I found myself inspired, early this morning, to formulate a potentially novel criterion for the presence of “engineering” in software, namely, “irrefutability”. I think that “irrefutability” might be a good proxy for “engineering” because it seems to me that “engineered works” become “engineering failures” (i.e. representatives of a discernable class of failure rather than isolated instances of incoherent failure) precisely when the justifications of their “constituent decisions” become refutable.
Take, for example, the ever-popular Tacoma Narrows Bridge story. Is it not the case that engineering grew as a discipline when the bridge collapsed primarily in that engineers learned how to retrospectively refute the sufficiency of the bridge’s design for the environmental conditions present in the Sound?
My thinking at the time was somewhat influenced by three proximate causes:
but also, perhaps most strongly, by Benjamin Pierce’s delightful chapter epigraph:
A proof is a repeatable experiment in persuasion. - Jim Horning
You imply that an unproved design choice corresponds to a design flaw, yet it's often the case that stuff that instinctively seems to work happens to work also in practice.
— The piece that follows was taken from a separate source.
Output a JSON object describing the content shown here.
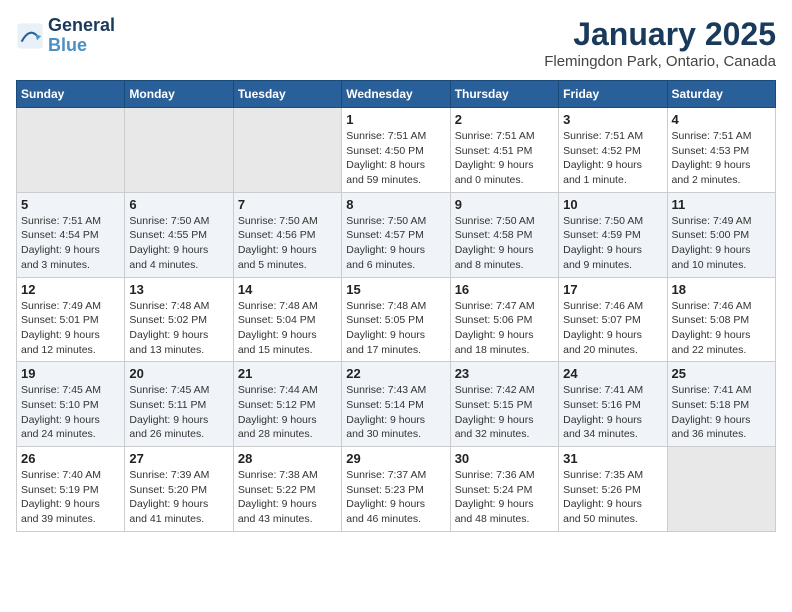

If we start asking engineers to make their designs bullet proof, then we rule out a lot of good designs that happen to be hard to prove right. Most people are content with a bunch of automated tests these days :-)
I might reply, point by point:
“You imply that an unproved design choice corresponds to a design flaw…”
No, I’m only arguing that every design flaw corresponds to a refutable design choice, not the converse.
(I’m actually making a slightly stronger statement; namely, that we begin to recognize design choices as design flaws precisely when our experience starts to refute them.)
“…yet it's often the case that stuff that instinctively seems to work happens to work also in practice.”
Sure. All this says is that it’s possible to make good choices without being able to fully justify why they are good.
More strongly: these “unproved design choices” are not engineering; they are guesses. (Perhaps even very good ones, backed up by years of experience, but guesses nonetheless.) What fascinates me about them is that so few “software engineers” recognize (let alone remark on) how many significant guesses they have to make in order to accomplish their work.
“If we start asking engineers to make their designs bullet proof, then we rule out a lot of good designs that happen to be hard to prove right.”
So perhaps we should ask for a lesser thing – for our “engineers” to distinguish the decisions which they can persuasively argue from the ones which are (hopefully) inspired guesses.
“Most people are content with a bunch of automated tests these days :-)”
Yes, most people are not engineers.
(This is not to discount the value of a good automated test suite; merely to argue that most interesting problems are expensive to test automatically.)